The margins by which either President Barack Obama or Republican challenger Mitt Romney carried the state’s 36 districts in the 2012 election was greater than 15 percentage points in 35 of them, according to calculations by the Texas Legislative Council in Austin. Romney won 24 of those districts, by margins ranging from 16 to 62 points; Obama won the other 11 by spreads of 16 to 60 points. Overall, Romney carried Texas by 16 points, 57 percent to 41 percent.
The division of Texas into strongly Democratic and strongly Republican districts owes partly to demographics and where people choose to live.

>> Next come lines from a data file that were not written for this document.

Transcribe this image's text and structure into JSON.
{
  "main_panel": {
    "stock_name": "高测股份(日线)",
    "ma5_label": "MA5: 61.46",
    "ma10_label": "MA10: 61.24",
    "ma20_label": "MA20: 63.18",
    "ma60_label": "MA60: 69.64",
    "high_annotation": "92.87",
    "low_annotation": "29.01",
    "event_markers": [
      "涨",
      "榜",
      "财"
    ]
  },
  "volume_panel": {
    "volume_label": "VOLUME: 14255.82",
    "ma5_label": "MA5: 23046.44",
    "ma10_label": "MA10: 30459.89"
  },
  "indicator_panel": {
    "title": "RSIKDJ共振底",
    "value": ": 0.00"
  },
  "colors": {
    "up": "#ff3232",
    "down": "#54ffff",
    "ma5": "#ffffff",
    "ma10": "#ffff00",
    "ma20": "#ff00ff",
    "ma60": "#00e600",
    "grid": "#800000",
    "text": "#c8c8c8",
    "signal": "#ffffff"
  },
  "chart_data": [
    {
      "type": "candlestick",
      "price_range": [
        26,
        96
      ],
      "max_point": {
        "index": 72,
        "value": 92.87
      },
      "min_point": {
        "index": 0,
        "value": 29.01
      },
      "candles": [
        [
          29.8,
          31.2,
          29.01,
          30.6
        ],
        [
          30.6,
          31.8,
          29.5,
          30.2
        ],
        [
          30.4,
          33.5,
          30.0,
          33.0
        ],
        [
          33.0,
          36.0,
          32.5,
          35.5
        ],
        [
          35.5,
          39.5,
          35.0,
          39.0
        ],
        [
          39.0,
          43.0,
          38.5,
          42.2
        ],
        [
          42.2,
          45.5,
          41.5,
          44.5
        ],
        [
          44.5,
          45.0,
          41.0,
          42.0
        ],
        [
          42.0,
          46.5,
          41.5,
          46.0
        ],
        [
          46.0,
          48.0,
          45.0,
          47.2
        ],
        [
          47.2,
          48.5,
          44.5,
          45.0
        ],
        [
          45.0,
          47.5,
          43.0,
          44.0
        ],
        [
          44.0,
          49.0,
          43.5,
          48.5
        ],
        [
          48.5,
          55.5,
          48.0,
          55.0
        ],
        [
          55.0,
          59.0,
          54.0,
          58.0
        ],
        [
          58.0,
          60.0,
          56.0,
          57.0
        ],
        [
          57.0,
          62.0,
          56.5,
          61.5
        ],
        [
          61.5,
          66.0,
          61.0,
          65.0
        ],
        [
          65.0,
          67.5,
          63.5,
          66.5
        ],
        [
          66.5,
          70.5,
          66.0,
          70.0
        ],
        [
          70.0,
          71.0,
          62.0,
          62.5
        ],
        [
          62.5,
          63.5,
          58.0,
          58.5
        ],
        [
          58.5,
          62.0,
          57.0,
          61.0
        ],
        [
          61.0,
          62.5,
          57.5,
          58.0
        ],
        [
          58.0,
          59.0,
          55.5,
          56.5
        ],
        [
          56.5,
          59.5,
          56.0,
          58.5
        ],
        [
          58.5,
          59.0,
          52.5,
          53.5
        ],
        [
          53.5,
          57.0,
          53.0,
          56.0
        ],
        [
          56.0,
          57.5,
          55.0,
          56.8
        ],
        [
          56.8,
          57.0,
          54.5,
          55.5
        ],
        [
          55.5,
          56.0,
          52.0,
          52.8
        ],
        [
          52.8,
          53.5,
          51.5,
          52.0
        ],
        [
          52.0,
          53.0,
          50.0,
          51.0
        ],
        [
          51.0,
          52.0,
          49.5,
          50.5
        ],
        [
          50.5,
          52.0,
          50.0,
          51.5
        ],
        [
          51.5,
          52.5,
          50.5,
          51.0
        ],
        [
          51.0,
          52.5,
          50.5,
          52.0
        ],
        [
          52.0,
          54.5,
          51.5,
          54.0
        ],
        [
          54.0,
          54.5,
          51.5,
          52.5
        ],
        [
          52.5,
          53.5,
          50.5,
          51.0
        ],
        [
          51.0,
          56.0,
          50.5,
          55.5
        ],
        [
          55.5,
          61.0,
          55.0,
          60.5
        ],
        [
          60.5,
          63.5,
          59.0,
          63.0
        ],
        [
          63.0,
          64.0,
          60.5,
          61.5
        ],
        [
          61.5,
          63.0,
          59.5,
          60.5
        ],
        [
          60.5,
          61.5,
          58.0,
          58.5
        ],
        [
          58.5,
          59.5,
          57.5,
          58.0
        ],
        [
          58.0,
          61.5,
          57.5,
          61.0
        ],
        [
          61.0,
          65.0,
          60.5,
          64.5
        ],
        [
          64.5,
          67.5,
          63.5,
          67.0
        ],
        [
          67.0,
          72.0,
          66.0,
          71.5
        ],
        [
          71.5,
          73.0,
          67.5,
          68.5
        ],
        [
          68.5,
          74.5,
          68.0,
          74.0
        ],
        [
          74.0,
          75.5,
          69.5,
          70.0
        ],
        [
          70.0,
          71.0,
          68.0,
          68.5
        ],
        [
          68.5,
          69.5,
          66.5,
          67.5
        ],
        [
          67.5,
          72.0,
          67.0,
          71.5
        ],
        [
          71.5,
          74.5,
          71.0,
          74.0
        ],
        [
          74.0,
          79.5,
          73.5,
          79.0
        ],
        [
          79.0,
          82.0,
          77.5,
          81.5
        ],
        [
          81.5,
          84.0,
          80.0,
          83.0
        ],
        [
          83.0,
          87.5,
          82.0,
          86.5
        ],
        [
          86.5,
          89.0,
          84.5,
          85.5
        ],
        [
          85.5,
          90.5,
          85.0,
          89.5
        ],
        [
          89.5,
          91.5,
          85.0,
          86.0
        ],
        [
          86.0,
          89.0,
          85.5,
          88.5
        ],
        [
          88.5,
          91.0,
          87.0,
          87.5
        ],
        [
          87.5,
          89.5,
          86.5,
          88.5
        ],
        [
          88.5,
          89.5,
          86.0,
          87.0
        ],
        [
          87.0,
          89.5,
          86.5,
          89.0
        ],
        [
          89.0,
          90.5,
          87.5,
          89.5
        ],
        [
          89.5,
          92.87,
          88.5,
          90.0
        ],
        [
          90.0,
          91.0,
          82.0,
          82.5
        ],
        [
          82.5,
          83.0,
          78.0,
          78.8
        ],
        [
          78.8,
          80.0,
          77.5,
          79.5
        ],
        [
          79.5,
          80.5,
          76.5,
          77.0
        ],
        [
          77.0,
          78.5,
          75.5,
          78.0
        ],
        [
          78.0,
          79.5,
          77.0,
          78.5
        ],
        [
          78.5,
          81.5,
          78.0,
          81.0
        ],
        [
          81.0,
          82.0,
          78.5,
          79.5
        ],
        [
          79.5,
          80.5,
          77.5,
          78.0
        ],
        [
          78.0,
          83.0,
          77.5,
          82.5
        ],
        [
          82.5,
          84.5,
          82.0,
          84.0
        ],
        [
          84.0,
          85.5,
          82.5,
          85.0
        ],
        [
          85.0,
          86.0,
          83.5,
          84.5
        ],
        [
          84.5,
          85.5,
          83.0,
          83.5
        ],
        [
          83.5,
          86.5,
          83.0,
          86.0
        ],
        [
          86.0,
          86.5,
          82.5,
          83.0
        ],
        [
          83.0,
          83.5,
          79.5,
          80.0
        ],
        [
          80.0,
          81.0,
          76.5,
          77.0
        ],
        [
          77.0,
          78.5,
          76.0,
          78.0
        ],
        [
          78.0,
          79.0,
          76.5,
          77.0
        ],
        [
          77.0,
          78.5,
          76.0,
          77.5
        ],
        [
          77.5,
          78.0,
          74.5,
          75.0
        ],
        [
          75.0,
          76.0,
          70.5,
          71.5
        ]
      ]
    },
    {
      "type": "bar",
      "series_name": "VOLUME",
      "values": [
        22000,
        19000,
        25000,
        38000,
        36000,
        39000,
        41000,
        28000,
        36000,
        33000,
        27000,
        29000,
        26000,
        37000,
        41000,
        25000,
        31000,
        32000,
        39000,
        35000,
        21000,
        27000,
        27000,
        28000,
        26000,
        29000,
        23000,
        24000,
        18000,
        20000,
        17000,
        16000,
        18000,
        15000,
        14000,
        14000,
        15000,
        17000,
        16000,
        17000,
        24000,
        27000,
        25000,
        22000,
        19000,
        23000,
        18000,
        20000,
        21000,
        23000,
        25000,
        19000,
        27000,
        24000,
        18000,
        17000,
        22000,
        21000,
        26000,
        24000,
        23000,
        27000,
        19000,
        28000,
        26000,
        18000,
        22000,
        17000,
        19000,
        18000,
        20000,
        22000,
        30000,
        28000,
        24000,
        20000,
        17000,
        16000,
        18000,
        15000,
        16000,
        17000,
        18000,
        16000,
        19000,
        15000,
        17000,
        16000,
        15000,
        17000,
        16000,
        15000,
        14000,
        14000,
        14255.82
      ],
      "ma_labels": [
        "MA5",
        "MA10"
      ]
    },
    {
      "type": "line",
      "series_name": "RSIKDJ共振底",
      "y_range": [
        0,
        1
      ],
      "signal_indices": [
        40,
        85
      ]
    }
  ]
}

Democrats do well in urban areas that often include blacks and Hispanics, as well as in areas of south Texas near Mexico that are Hispanic-majority. Republicans dominate in most suburbs, exurbs and rural areas. Romney won 80 percent in Representative Mac Thornberry’s 13th District in northern Texas, almost certainly his best showing among the 435 districts nationwide.
The only Texas district that was remotely competitive was the 23rd, a Hispanic-majority area hugging the Rio Grande River as it spans from San Antonio to El Paso. Romney carried it by three points, 51 percent to 48 percent, and winning Republican Senate candidate Ted Cruz won it by more than six points, even as in the House race Democrat Pete Gallego unseated one-term Republican Representative Francisco “Quico” Canseco.
Gallego’s win made the district the only one in Texas where voters elected a House member of one party while supporting a presidential nominee of the opposite party. A generation ago, Texas voters routinely elected Democrats to Congress while voting Republican for president.
The 2012 Texas congressional map was an interim document drawn by a federal court after redistricting by the Republican-controlled legislature was put on hold by a federal court in Washington in November 2011 over concerns the map abridged minority voting rights.